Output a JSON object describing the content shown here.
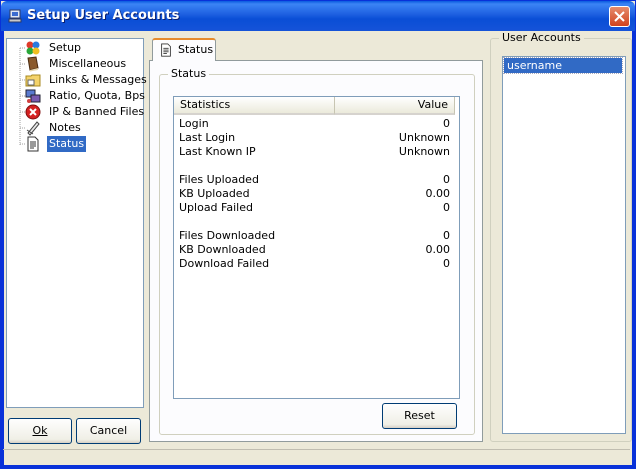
{
  "window": {
    "title": "Setup User Accounts",
    "accent": "#0a5ae0"
  },
  "tree": {
    "items": [
      {
        "label": "Setup",
        "icon": "setup-icon"
      },
      {
        "label": "Miscellaneous",
        "icon": "book-icon"
      },
      {
        "label": "Links & Messages",
        "icon": "folder-icon"
      },
      {
        "label": "Ratio, Quota, Bps",
        "icon": "network-icon"
      },
      {
        "label": "IP & Banned Files",
        "icon": "banned-icon"
      },
      {
        "label": "Notes",
        "icon": "notes-icon"
      },
      {
        "label": "Status",
        "icon": "document-icon",
        "selected": true
      }
    ]
  },
  "buttons": {
    "ok": "Ok",
    "cancel": "Cancel",
    "reset": "Reset"
  },
  "tab": {
    "label": "Status"
  },
  "status_group": {
    "label": "Status",
    "columns": [
      "Statistics",
      "Value"
    ],
    "rows": [
      {
        "key": "Login",
        "value": "0"
      },
      {
        "key": "Last Login",
        "value": "Unknown"
      },
      {
        "key": "Last Known IP",
        "value": "Unknown"
      },
      {
        "key": "Files Uploaded",
        "value": "0"
      },
      {
        "key": "KB Uploaded",
        "value": "0.00"
      },
      {
        "key": "Upload Failed",
        "value": "0"
      },
      {
        "key": "Files Downloaded",
        "value": "0"
      },
      {
        "key": "KB Downloaded",
        "value": "0.00"
      },
      {
        "key": "Download Failed",
        "value": "0"
      }
    ]
  },
  "user_accounts": {
    "label": "User Accounts",
    "items": [
      "username"
    ],
    "selection_color": "#316ac5"
  }
}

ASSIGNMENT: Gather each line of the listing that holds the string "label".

YOUR SOLUTION:
        "label": "Setup",
        "label": "Miscellaneous",
        "label": "Links & Messages",
        "label": "Ratio, Quota, Bps",
        "label": "IP & Banned Files",
        "label": "Notes",
        "label": "Status",
    "label": "Status"
    "label": "Status",
    "label": "User Accounts",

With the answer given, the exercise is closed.